The Clockmaker's Daughter
By: Kate Morton
Audiobook narrated by: Joanne Froggatt
Length: 17 hrs and 3 mins
Kate Morton is one of my favourite authors from later years and as I had an Amazon gift card to spend as well as my monthly Audible credit, I got this new novel of hers both as Kindle and as Audible. I’m glad I did, as the construction of the novel is of the complex multi-layer kind, moving between different periods of time and different narrators; and it is definitely an advantage to be able to turn back to previous chapters sometimes. That said, once I felt I had kind of grasped the structure of the story, I really enjoyed listening to Joanne Froggatt reading it, though. (Best known perhaps as the actress who played ‘Anna Bates’ in the TV series Downton Abbey.)
The novel could be said to be a kind of ghost story; but at the same time, even though some gruesome mysteries of the past are involved, it’s not really an all dark and sinister atmosphere that dominates the book, but – as for most of us – a mix of both good and bad memories, not always easy to separate from one another – and with the dead continuing to play their part along with those living here and now.
The contemporary frame of the plot involves a young girl, Elodie, working in an archive; and a forgotten old box labelled “Contents of attic desk drawer, 1966 – unlisted”.
But rather than attempt to summarize all the plot layers, and risk spoilers, I think I’ll just give you this quote from the author’s own notes at the end of the book:
“The Clockmaker’s Daughter is a book about time and timelessness, truth and beauty, maps and map-making, photography, natural history, the restorative properties of walking, brotherhood ---, houses and the notion of home, rivers and the power of plce; among other things. It was inspired by art and artists including the English romantic poets, the Pre-Raphaelite painters, early photographers --- and designers --- with whom I share a passion for houses, and who drew my attention to some of the unique ways in which the buildings of the Cotswolds mimic the natural world.”
As an aside, I just have to mention that I still seem to be haunted by The White Horse of Uffington. It’s mentioned in The Clockmaker’s Daughter as well – although in this book, more in passing.
Those of you who read my post Read in September, might remember that this landmark also turned up in Lethal White by Robert Galbraith; for me coinciding with also then just having read about it in a blog post Chalk Horses and Ancient Mysteries by Jenny Woolf (including pictures).
by Robert Galbraith (pseudonym for J.K. Rowling)
4th in the series about private detective Cormoran Strike and his (female) assistant Robin.

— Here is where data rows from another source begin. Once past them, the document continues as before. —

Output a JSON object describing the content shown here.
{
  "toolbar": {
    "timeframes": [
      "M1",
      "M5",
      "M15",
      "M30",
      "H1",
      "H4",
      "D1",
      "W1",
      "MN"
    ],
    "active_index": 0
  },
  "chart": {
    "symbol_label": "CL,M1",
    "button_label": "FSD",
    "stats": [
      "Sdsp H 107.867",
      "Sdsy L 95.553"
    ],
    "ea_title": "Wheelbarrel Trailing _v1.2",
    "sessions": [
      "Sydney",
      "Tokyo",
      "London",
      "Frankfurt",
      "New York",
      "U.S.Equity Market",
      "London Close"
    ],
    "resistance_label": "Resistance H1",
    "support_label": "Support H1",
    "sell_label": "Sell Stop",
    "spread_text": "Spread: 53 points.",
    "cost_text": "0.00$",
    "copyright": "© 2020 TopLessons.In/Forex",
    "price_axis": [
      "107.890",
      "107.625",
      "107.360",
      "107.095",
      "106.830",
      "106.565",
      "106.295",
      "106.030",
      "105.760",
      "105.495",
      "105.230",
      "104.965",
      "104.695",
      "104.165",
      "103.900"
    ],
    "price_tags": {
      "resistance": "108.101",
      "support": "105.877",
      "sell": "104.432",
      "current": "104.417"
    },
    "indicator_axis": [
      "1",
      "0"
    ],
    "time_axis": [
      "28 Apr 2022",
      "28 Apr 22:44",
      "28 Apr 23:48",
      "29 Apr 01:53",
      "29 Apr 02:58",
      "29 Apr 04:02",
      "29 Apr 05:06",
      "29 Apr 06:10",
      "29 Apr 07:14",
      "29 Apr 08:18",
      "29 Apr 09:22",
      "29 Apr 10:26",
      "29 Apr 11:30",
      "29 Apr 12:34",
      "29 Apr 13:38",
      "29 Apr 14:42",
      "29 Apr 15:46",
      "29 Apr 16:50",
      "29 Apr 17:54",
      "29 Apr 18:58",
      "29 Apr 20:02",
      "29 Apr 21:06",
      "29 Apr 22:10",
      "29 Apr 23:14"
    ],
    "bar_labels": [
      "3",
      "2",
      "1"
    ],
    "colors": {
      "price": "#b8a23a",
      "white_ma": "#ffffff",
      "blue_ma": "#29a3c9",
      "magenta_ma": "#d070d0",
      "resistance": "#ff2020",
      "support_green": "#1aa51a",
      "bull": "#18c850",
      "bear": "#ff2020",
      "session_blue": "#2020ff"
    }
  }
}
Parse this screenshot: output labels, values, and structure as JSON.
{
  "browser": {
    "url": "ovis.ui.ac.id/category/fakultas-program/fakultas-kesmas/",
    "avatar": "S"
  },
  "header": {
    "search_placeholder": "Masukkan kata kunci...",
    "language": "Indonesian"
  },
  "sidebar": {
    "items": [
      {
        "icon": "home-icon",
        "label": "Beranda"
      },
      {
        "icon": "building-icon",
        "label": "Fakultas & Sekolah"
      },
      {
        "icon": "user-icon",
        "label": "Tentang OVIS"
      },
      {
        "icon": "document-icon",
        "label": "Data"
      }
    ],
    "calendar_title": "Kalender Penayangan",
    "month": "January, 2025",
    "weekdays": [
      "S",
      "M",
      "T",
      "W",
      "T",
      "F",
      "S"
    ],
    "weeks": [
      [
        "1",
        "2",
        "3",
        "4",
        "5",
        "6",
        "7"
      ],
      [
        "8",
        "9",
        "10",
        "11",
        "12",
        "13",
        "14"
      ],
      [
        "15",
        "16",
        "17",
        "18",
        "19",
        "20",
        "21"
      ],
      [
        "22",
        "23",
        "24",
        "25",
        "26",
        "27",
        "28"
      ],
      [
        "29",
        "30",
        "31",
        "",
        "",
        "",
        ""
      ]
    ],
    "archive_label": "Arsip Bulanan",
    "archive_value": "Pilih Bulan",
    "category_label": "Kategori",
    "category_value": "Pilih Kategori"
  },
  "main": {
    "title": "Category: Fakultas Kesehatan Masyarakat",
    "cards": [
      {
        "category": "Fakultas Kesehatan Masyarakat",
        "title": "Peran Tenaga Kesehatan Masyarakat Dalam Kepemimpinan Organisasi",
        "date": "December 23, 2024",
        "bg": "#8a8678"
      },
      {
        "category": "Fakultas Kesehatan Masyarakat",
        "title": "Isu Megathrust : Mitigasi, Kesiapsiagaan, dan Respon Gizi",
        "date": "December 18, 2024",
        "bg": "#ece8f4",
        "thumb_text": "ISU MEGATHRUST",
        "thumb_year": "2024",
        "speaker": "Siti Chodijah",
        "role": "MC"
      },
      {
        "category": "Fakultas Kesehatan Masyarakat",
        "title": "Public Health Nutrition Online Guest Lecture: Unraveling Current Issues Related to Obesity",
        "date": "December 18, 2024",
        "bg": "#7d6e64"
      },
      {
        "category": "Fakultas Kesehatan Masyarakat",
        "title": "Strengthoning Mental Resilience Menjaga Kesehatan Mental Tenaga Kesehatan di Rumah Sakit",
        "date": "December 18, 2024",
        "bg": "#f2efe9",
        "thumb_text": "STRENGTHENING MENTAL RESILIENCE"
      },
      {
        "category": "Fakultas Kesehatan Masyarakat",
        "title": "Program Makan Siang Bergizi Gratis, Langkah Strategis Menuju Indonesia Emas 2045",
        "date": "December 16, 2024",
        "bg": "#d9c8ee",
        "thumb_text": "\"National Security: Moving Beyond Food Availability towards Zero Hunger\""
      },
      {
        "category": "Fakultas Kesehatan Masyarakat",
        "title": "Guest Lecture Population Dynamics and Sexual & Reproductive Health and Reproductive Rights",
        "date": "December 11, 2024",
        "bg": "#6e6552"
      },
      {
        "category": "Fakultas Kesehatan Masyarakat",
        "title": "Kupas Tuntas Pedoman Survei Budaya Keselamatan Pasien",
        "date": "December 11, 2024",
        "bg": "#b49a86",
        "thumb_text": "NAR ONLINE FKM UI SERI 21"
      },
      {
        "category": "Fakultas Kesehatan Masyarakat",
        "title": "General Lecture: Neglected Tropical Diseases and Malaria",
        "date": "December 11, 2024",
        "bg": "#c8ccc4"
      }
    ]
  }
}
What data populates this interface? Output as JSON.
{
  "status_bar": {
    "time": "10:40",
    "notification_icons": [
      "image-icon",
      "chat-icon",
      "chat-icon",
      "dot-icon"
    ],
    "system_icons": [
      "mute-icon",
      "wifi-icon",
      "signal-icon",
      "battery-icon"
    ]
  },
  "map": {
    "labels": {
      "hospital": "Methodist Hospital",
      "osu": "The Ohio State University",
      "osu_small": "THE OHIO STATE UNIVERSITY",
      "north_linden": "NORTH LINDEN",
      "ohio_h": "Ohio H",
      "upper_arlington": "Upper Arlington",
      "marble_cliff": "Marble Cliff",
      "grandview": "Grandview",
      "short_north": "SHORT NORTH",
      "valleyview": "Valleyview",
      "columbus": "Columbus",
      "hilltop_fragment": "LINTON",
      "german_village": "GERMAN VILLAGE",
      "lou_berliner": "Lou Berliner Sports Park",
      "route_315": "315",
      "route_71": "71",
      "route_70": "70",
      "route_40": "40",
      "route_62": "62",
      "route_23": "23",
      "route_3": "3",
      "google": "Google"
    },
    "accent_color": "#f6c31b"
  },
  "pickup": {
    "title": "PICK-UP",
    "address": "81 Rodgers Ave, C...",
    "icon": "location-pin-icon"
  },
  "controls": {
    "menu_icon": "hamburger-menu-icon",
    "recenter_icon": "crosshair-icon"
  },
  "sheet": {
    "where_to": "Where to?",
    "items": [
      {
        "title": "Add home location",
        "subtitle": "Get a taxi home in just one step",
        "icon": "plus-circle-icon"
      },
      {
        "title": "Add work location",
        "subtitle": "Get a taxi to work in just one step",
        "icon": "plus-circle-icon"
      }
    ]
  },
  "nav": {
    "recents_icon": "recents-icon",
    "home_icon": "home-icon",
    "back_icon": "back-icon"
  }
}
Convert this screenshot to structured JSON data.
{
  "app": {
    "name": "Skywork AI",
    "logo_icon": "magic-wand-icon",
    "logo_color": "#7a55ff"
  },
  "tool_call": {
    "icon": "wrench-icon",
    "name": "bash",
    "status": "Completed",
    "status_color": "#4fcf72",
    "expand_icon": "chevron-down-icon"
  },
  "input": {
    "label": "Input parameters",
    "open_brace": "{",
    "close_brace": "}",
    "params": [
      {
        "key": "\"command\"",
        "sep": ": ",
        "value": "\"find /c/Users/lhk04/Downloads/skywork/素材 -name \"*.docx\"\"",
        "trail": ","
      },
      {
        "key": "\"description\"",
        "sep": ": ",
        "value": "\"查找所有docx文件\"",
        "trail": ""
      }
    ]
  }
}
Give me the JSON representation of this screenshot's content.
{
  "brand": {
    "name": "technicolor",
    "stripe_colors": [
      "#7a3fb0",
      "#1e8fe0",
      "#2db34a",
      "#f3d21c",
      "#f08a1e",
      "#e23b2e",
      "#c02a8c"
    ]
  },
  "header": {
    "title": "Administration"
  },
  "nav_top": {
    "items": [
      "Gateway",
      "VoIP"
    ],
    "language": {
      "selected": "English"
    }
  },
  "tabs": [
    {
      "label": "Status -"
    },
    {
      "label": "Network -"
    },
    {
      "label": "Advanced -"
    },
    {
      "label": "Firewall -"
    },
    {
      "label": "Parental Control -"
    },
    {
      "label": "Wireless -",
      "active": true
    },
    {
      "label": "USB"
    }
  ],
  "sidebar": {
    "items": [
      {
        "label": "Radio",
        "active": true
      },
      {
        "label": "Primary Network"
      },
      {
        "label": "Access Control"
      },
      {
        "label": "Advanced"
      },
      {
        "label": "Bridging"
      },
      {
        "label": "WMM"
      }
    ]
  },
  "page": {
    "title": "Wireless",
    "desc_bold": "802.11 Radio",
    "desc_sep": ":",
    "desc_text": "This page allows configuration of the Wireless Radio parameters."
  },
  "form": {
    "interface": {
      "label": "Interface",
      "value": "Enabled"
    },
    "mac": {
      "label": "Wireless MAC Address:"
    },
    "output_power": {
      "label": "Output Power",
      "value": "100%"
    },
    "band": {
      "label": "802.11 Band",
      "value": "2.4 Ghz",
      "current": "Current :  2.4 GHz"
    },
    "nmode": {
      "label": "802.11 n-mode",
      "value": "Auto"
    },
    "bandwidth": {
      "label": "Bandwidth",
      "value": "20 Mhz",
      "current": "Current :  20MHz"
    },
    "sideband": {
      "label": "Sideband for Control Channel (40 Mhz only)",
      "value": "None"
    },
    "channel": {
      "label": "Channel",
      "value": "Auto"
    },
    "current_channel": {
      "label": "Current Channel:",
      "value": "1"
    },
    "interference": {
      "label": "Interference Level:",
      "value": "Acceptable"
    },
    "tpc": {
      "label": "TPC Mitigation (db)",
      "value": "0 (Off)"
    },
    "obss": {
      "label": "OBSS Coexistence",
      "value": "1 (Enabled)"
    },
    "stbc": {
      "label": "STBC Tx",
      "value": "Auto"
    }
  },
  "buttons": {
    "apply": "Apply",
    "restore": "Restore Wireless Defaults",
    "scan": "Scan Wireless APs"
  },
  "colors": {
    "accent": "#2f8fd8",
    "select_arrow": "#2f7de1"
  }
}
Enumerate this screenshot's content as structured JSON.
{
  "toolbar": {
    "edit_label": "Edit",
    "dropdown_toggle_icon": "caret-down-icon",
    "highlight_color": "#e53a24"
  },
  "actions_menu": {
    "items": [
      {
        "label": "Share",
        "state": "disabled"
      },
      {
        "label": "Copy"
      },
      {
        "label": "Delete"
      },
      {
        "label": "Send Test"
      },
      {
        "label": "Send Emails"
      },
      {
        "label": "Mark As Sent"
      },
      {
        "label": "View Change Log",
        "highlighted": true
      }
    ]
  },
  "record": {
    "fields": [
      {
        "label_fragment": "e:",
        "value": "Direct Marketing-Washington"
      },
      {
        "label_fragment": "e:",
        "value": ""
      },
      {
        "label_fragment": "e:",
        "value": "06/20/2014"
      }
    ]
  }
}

Read on Kindle in September/October.
I think this book may be my favourite in this series so far. The previous one especially – Career of Evil – I found a bit too gruesome for my taste. I found Lethal White more of a classical detective novel, both in the type of investigations they get involved in, and in the development of the main characters. At the same time, parallells with the Harry Potter novels also come easily to mind. (That can be seen in the previous novels in this series as well, but keeps getting clearer.) In Lethal White, set against the background of London hosting the Olympic Games, Cormoran and Robin get involved in two cases which turn out to have some common ingredients. One involves a mentally unstable man saying he keeps having flashbacks of having witnessed a murder back in his childhood; the other starts out as a case of blackmail against a government minister (but develops to events even more serious). This also places Robin for a while working undercover as an intern in the Houses of Parliament. (The underground Ministry of Magic in the Harry Potter world comes to mind, even if Robin does not have access to Polyjuice for disguise). It’s a long book with quite a lot of sidetracks. There are also some developments in both the main characters’ personal lives going on in the background. Not all easy to keep up with all the twists and turns and details in the plot, but I quite enjoyed it.
In October I also re-read Peter May’s Lewis Trilogy – The Blackhouse, The Lewis Man and The Chess Men – this time as audio books. I first read them on Kindle back in 2012-13; but enjoyed listening to them now – read by Peter Forbes, in what I presume to be proper Scottish accent with the correct pronunciation of names etc. ;-)